Bank Of England Moves To Sketch Crypto Regulations As Fears Of Falling Back Mount

Bank Of England Governor Worried El Salvador Citizens Will Get Hurt By Bitcoin’s Use As Legal Tender

The Bank of England (BOE) is on the verge of sketching out Britain’s first regulatory framework for cryptocurrencies.

According to a Thursday Statement by BOE’s Financial Policy Committee (FPC), although the crypto sector remains fairly small in comparison to traditional finance systems, its rapid growth could pose a risk to Britain’s financial stability in the future, necessitating early attention and response.

“If the pace of growth seen in recent years continues, and as these assets become more interconnected with the wider financial system, crypto-assets and DeFi will present financial stability risks.” Read a statement by the FPC.

To this end, The FPC noted that it aimed at ensuring that the Uk financial yet was well prepared for the risk posed by crypto-assets and DeFi by ensuring that ‘risks to financial stability arising from those markets and activities are mitigated.’

“The mitigation of financial stability risks from crypto-assets and associated markets is essential to ensuring the benefits from new technologies can be realised sustainably.” It went on.

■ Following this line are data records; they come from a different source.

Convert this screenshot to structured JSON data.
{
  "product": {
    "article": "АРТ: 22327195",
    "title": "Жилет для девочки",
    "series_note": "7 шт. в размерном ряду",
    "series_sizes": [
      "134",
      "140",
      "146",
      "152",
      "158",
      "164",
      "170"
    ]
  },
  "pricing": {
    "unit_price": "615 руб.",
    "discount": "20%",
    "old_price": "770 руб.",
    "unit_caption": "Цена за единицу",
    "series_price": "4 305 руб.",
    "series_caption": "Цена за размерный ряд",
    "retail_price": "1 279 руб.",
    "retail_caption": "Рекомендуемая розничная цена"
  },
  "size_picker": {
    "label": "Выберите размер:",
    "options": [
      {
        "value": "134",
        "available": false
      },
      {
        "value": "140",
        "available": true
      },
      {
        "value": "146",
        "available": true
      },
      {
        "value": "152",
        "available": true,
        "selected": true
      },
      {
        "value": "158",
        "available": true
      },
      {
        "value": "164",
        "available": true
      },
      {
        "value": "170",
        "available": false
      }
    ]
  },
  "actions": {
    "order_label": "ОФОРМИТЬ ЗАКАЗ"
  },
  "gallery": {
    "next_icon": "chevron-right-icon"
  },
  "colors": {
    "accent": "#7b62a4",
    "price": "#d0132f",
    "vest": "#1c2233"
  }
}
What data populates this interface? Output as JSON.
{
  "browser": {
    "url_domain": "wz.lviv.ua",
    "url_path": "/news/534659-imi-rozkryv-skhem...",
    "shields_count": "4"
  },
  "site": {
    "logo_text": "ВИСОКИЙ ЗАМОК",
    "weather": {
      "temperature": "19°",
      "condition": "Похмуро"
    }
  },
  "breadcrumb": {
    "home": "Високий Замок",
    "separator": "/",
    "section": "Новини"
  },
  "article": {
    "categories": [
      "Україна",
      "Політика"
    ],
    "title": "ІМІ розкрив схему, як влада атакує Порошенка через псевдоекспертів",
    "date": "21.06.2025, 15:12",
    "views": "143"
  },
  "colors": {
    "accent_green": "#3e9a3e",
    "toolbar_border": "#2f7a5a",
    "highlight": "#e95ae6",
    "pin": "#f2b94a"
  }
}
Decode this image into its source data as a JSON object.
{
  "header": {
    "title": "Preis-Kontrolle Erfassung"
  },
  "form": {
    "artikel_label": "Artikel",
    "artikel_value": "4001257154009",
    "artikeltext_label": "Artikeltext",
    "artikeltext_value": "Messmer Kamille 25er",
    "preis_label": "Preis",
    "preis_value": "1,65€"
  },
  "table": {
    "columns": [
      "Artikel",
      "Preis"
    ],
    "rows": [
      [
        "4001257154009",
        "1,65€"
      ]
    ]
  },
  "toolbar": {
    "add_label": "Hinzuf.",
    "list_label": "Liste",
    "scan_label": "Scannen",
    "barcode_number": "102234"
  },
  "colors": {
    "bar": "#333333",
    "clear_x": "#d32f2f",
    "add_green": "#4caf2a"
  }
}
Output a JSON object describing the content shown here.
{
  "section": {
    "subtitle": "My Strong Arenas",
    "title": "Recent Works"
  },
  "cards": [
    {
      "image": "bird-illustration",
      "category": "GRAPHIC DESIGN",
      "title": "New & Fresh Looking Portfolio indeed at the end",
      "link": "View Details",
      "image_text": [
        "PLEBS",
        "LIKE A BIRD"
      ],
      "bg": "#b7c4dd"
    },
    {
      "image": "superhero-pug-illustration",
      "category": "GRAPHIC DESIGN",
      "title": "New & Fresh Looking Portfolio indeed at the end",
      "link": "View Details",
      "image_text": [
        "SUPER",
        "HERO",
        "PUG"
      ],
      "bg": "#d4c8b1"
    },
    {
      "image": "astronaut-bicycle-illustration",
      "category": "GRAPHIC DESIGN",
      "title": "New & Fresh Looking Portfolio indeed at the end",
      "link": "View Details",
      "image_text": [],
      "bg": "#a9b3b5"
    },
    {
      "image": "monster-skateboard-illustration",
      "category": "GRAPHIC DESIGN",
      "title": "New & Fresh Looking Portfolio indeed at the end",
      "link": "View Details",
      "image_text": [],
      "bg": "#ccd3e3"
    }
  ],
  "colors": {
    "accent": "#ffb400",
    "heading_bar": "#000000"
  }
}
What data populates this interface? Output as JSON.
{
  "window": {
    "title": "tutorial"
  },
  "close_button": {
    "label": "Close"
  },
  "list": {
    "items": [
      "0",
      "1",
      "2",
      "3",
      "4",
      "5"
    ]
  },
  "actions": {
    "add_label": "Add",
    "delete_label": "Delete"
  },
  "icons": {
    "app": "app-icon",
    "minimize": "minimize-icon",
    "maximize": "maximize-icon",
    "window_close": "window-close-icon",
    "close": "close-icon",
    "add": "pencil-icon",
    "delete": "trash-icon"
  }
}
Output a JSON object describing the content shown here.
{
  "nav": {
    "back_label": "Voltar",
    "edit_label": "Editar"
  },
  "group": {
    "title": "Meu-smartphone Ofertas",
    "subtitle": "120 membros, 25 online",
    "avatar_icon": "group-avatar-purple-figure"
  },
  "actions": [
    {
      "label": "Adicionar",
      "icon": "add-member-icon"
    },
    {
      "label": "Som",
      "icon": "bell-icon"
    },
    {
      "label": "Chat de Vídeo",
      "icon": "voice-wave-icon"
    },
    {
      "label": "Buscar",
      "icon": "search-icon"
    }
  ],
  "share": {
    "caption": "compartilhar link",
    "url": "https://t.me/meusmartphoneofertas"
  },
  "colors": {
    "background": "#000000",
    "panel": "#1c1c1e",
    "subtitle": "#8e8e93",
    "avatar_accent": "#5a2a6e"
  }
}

The statement comes even as the dark side to cryptocurrencies increasingly comes to light, albeit being generally useful. The fear of Russia circumventing sanctions through cryptocurrencies has also become a real threat even as Russia mulls the idea of accepting natural resource payments from “unfriendly nations”  in Bitcoin.

The BOE has considered cryptocurrencies as not being ‘money’ issuing a wide range of warnings against their use, citing the absence of regulation and monetary protection. In the recent past, however, HM Revenue & Customs (HMRC), UK’s government department responsible for collecting, paying, administering, and enforcing taxes has set out a brief on tax requirements for cryptocurrencies, stating that gains or losses on them are subject to capital gains tax, due to their property-like nature.

Although Britain has had a measured approach towards cryptocurrencies, its interest in regulating the nascent sector has matured in the post-Brexit financial landscape, as digital currencies increasingly become seen as the future of finance. The fear of missing out (FOMO) on such a valuable innovation can also be drawn up to BOE’s latest move, even as countries such as Russia, El Salvador the U.S., run against the clock to become leaders of the nascent industry.

With cryptocurrencies growing tenfold between February 2020 and November 2021, to have a global crypto market cap of $2T today or 0.4% of global financial assets, it suffices to state that the finance ministry will start paying more attention to crypto regulation, with the issue of a complete ban on cryptocurrencies being out of the question.